Content starts

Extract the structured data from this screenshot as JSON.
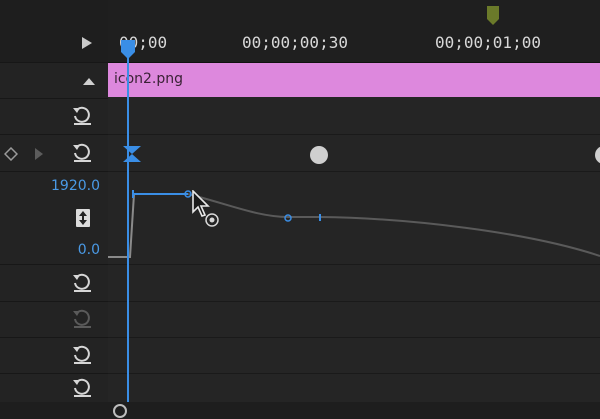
{
  "ruler": {
    "timecodes": [
      "00;00",
      "00;00;00;30",
      "00;00;01;00"
    ]
  },
  "clip": {
    "name": "icon2.png"
  },
  "value_graph": {
    "max_label": "1920.0",
    "min_label": "0.0"
  },
  "icons": {
    "play": "play-triangle-icon",
    "collapse": "collapse-up-icon",
    "reset": "reset-icon",
    "keyframe_nav": "keyframe-nav-icon",
    "vertical_scale": "vertical-scale-icon",
    "cursor": "cursor-icon",
    "playhead": "playhead-icon"
  },
  "colors": {
    "clip": "#dd88dd",
    "playhead": "#3a8ee6",
    "value_label": "#4a9ae6",
    "in_marker": "#6b7a2a"
  }
}
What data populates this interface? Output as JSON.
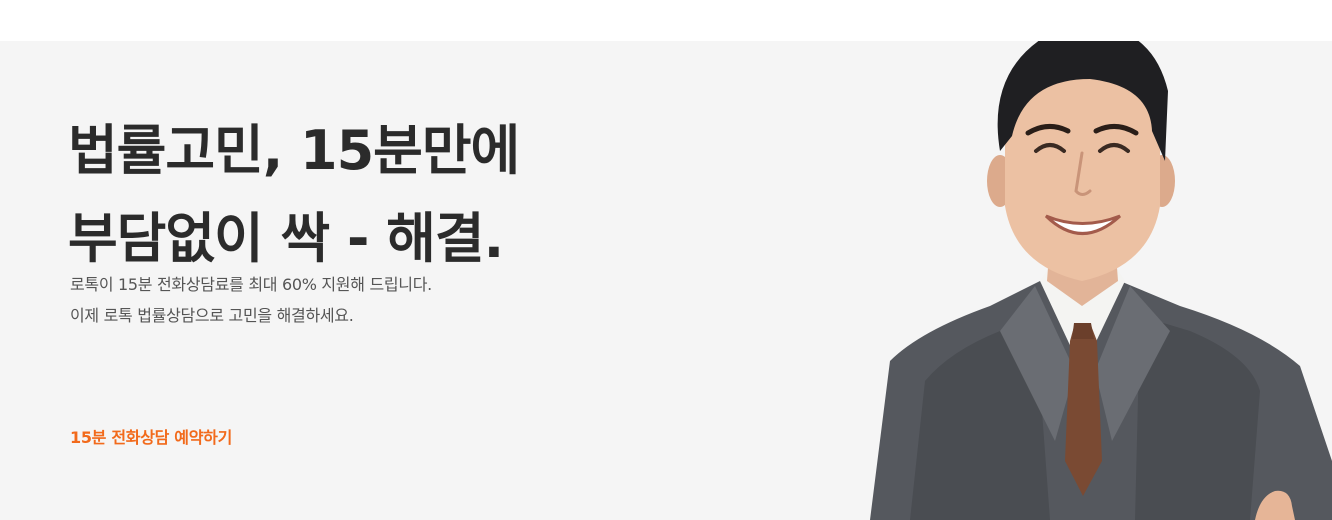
{
  "hero": {
    "headline_line1": "법률고민, 15분만에",
    "headline_line2": "부담없이 싹 - 해결.",
    "sub_line1": "로톡이 15분 전화상담료를 최대 60% 지원해 드립니다.",
    "sub_line2": "이제 로톡 법률상담으로 고민을 해결하세요.",
    "cta_label": "15분 전화상담 예약하기"
  },
  "colors": {
    "background": "#f5f5f5",
    "headline": "#2b2b2b",
    "body_text": "#555555",
    "accent": "#f26a1b"
  },
  "icons": {
    "portrait": "smiling-man-in-gray-suit"
  }
}
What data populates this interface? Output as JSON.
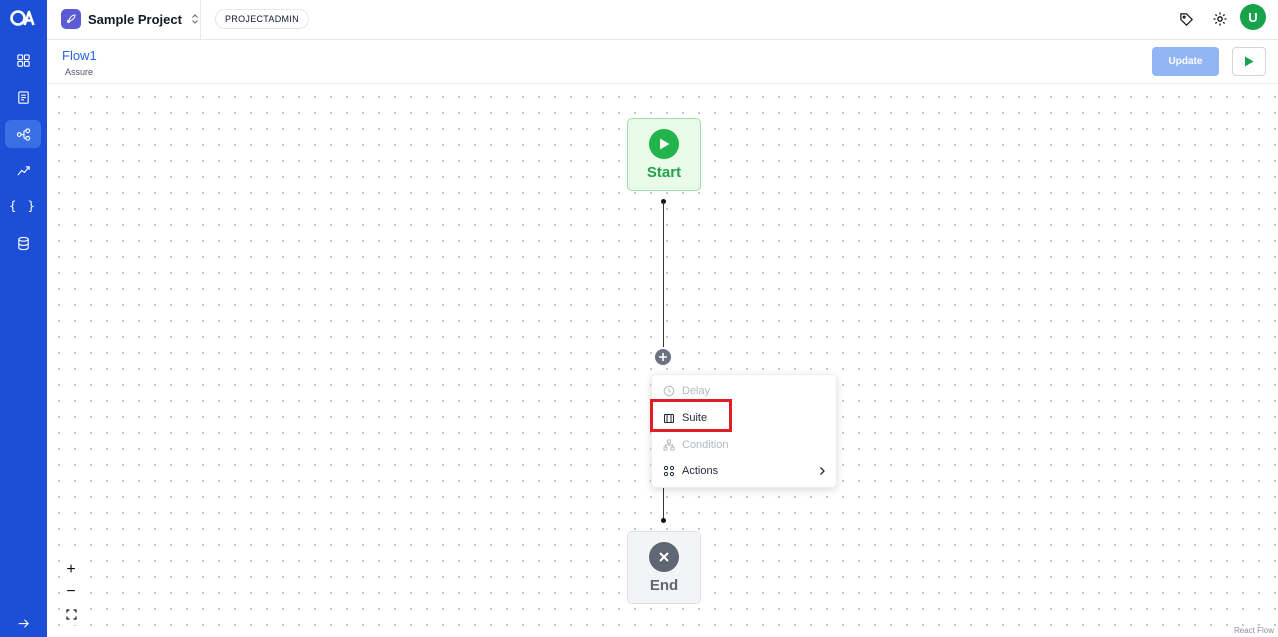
{
  "project": {
    "name": "Sample Project",
    "role": "PROJECTADMIN"
  },
  "user": {
    "avatar_initial": "U",
    "avatar_color": "#16a34a"
  },
  "flow": {
    "title": "Flow1",
    "subtitle": "Assure"
  },
  "header": {
    "update_label": "Update"
  },
  "nodes": {
    "start_label": "Start",
    "end_label": "End"
  },
  "menu": {
    "items": [
      {
        "label": "Delay",
        "icon": "clock-icon",
        "disabled": true
      },
      {
        "label": "Suite",
        "icon": "suite-icon",
        "disabled": false,
        "highlighted": true
      },
      {
        "label": "Condition",
        "icon": "condition-icon",
        "disabled": true
      },
      {
        "label": "Actions",
        "icon": "actions-icon",
        "disabled": false,
        "has_submenu": true
      }
    ]
  },
  "zoom": {
    "in": "+",
    "out": "−"
  },
  "attribution": "React Flow",
  "colors": {
    "rail": "#1d4ed8",
    "accent": "#2563eb",
    "start": "#22b34a",
    "highlight": "#e11d26"
  }
}
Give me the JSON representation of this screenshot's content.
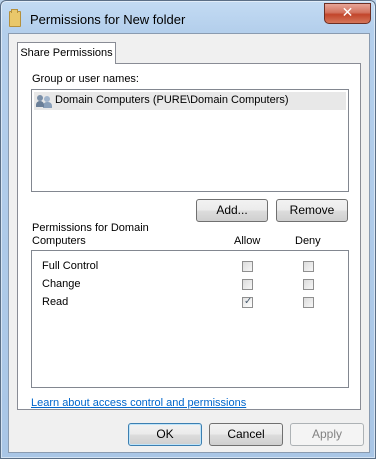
{
  "window": {
    "title": "Permissions for New folder",
    "close_glyph": "✕",
    "icon": "folder-icon"
  },
  "tabs": [
    {
      "label": "Share Permissions",
      "selected": true
    }
  ],
  "group_section": {
    "label": "Group or user names:",
    "entries": [
      {
        "icon": "users-icon",
        "name": "Domain Computers (PURE\\Domain Computers)",
        "selected": true
      }
    ]
  },
  "buttons": {
    "add": "Add...",
    "remove": "Remove",
    "ok": "OK",
    "cancel": "Cancel",
    "apply": "Apply"
  },
  "permissions": {
    "label_line1": "Permissions for Domain",
    "label_line2": "Computers",
    "allow_header": "Allow",
    "deny_header": "Deny",
    "rows": [
      {
        "name": "Full Control",
        "allow": false,
        "deny": false
      },
      {
        "name": "Change",
        "allow": false,
        "deny": false
      },
      {
        "name": "Read",
        "allow": true,
        "deny": false
      }
    ]
  },
  "help_link": "Learn about access control and permissions",
  "colors": {
    "link": "#0066cc",
    "close_button": "#c2452b",
    "selection": "#e8e8e8"
  }
}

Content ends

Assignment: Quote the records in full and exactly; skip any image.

Solution for this exercise:
Extract the structured data from this screenshot as JSON.
{
  "ruler": {
    "timecodes": [
      "00;00",
      "00;00;00;30",
      "00;00;01;00"
    ]
  },
  "clip": {
    "name": "icon2.png"
  },
  "value_graph": {
    "max_label": "1920.0",
    "min_label": "0.0"
  },
  "icons": {
    "play": "play-triangle-icon",
    "collapse": "collapse-up-icon",
    "reset": "reset-icon",
    "keyframe_nav": "keyframe-nav-icon",
    "vertical_scale": "vertical-scale-icon",
    "cursor": "cursor-icon",
    "playhead": "playhead-icon"
  },
  "colors": {
    "clip": "#dd88dd",
    "playhead": "#3a8ee6",
    "value_label": "#4a9ae6",
    "in_marker": "#6b7a2a"
  }
}
What data populates this interface? Output as JSON.
{
  "hero": {
    "headline_line1": "법률고민, 15분만에",
    "headline_line2": "부담없이 싹 - 해결.",
    "sub_line1": "로톡이 15분 전화상담료를 최대 60% 지원해 드립니다.",
    "sub_line2": "이제 로톡 법률상담으로 고민을 해결하세요.",
    "cta_label": "15분 전화상담 예약하기"
  },
  "colors": {
    "background": "#f5f5f5",
    "headline": "#2b2b2b",
    "body_text": "#555555",
    "accent": "#f26a1b"
  },
  "icons": {
    "portrait": "smiling-man-in-gray-suit"
  }
}
What data populates this interface? Output as JSON.
{
  "project": {
    "name": "Sample Project",
    "role": "PROJECTADMIN"
  },
  "user": {
    "avatar_initial": "U",
    "avatar_color": "#16a34a"
  },
  "flow": {
    "title": "Flow1",
    "subtitle": "Assure"
  },
  "header": {
    "update_label": "Update"
  },
  "nodes": {
    "start_label": "Start",
    "end_label": "End"
  },
  "menu": {
    "items": [
      {
        "label": "Delay",
        "icon": "clock-icon",
        "disabled": true
      },
      {
        "label": "Suite",
        "icon": "suite-icon",
        "disabled": false,
        "highlighted": true
      },
      {
        "label": "Condition",
        "icon": "condition-icon",
        "disabled": true
      },
      {
        "label": "Actions",
        "icon": "actions-icon",
        "disabled": false,
        "has_submenu": true
      }
    ]
  },
  "zoom": {
    "in": "+",
    "out": "−"
  },
  "attribution": "React Flow",
  "colors": {
    "rail": "#1d4ed8",
    "accent": "#2563eb",
    "start": "#22b34a",
    "highlight": "#e11d26"
  }
}
Give me the JSON representation of this screenshot's content.
{
  "window": {
    "title": "Permissions for New folder",
    "close_glyph": "✕",
    "icon": "folder-icon"
  },
  "tabs": [
    {
      "label": "Share Permissions",
      "selected": true
    }
  ],
  "group_section": {
    "label": "Group or user names:",
    "entries": [
      {
        "icon": "users-icon",
        "name": "Domain Computers (PURE\\Domain Computers)",
        "selected": true
      }
    ]
  },
  "buttons": {
    "add": "Add...",
    "remove": "Remove",
    "ok": "OK",
    "cancel": "Cancel",
    "apply": "Apply"
  },
  "permissions": {
    "label_line1": "Permissions for Domain",
    "label_line2": "Computers",
    "allow_header": "Allow",
    "deny_header": "Deny",
    "rows": [
      {
        "name": "Full Control",
        "allow": false,
        "deny": false
      },
      {
        "name": "Change",
        "allow": false,
        "deny": false
      },
      {
        "name": "Read",
        "allow": true,
        "deny": false
      }
    ]
  },
  "help_link": "Learn about access control and permissions",
  "colors": {
    "link": "#0066cc",
    "close_button": "#c2452b",
    "selection": "#e8e8e8"
  }
}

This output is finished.